Some might say it’s already happened or happening. To expect that the guns will be turned in to advocates offering an exchange for dollars, to believe that young African Americans will suddenly stop the fratricide, to hope that there will be peace and harmony in Dr. King’s “beloved community,” is like Waiting for Godot or the tooth fairy.

All the platitudes are summoned around this time of the year, much like New Year’s resolutions; many of them are made with not an iota of sincerity, not a moment of genuine interest in living up to Dr. King’s high standards of credibility or sacrifice.

True, there are a few gallant souls who have the greatest intention of fulfilling portions of the dream, but they are a tiny minority who by their example may impact some impressionable minds, some young people willing to put forth an attention span longer than a twitter submission.

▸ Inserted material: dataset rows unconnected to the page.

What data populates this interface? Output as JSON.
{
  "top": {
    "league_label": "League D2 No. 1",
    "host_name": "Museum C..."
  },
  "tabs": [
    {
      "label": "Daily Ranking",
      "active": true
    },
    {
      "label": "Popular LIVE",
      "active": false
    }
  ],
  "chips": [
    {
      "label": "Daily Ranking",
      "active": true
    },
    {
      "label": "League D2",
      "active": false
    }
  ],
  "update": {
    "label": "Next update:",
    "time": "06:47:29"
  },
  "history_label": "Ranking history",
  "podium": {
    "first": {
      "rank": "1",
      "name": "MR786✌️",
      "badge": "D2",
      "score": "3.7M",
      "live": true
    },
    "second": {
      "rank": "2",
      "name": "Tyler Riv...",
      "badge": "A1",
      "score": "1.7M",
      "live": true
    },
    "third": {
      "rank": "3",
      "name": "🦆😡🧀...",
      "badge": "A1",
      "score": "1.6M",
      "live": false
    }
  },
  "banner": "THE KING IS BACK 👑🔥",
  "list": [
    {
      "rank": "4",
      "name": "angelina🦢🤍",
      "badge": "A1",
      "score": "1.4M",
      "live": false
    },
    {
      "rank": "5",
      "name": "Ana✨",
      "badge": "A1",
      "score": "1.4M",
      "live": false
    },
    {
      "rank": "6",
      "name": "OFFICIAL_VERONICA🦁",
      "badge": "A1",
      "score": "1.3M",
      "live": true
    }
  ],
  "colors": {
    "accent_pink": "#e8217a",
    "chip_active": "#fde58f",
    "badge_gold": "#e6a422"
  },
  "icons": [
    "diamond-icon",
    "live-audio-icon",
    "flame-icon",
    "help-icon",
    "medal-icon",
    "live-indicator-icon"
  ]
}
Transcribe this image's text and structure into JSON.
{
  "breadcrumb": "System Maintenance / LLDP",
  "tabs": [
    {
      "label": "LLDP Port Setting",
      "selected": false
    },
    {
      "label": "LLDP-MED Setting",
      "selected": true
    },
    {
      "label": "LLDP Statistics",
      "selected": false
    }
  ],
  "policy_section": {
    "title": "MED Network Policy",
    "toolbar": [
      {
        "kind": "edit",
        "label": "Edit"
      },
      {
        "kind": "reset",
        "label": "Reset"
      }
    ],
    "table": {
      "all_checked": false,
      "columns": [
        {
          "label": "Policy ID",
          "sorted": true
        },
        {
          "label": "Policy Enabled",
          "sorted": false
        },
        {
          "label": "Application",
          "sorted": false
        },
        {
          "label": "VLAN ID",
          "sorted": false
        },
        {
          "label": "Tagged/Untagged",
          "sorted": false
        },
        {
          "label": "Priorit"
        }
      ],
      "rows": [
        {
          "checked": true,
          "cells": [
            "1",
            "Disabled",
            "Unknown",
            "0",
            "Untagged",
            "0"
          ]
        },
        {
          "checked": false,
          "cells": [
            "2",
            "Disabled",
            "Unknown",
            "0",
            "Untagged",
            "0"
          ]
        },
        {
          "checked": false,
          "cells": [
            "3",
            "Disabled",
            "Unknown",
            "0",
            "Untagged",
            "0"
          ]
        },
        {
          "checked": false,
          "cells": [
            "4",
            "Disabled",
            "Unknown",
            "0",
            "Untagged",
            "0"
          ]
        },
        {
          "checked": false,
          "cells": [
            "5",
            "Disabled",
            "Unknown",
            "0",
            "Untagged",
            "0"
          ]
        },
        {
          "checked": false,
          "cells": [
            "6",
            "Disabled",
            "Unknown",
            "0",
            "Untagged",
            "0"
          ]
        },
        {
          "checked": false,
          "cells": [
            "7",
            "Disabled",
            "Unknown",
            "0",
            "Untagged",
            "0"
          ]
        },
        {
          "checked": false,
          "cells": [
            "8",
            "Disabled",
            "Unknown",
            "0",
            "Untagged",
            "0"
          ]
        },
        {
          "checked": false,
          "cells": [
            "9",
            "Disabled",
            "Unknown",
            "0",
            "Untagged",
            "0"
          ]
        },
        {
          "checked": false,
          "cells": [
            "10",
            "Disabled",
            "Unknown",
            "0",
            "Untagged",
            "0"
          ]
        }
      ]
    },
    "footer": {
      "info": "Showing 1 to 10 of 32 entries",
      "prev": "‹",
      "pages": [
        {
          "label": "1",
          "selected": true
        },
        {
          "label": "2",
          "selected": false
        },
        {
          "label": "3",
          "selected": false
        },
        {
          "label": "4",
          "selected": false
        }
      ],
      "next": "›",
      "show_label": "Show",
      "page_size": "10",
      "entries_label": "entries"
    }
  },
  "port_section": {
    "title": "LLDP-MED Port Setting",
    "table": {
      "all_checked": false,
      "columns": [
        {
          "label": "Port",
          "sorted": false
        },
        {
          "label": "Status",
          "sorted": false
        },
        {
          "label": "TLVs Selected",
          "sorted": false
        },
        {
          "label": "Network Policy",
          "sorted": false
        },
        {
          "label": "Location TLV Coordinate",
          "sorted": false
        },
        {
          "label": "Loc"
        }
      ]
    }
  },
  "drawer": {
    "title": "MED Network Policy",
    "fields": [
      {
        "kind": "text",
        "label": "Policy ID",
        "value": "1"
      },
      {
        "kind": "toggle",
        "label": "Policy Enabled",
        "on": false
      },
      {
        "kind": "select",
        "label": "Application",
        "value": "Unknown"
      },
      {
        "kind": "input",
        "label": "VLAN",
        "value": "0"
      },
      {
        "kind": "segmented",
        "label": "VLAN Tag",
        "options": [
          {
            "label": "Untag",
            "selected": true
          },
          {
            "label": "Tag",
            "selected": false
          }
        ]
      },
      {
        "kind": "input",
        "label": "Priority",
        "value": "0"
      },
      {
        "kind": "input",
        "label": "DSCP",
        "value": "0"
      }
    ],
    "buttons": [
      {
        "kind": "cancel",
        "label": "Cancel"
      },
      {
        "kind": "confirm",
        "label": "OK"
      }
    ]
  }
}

Dr. King was a devout follower of the great Mahatma Gandhi, an ardent proponent of nonviolent disobedience who, ironically like Dr. King, was assassinated. What Dr. King learned from Gandhi were strategies for change, a way to wear down the resistance of the oppressor. Those tactics, for the most part, were invoked and practiced relentlessly against what Gandhi called the Seven Deadly Social Sins. 
1.    Politics without principles.  The sundry of politicians without an inch of principles are countless in our society.  And they proliferate like cockroaches.
2.     Pleasure without conscience.  How many of your friends can be listed among this number who in their quest for pleasure have little regard for the feelings of others?
3.    Wealth without work.  Far too many of the rich and famous in America have never worked a moment for their accumulation of wealth, often exploiting those who actually work at the point of production.
4.    Commerce without morality.  Malcolm X used to say:  “Show me a capitalist and I’ll show you a bloodsucker.” 
5.    Education without character.  Dr. King often stressed the importance of one’s “content of character,” and we can’t necessarily depend on our deplorable education system to supply this.
6.    Science without humanity.  Too often the mindless pursuit of scientific advancement is done at the expense of humanity.
7.    Worship without sacrifice.   Each of us must give a little without waiting to get something in return.

To this list I would add commitment without perspective and life without love. If those promise makers can only eliminate one of the deadly social sins, they will be better off and the world a better place.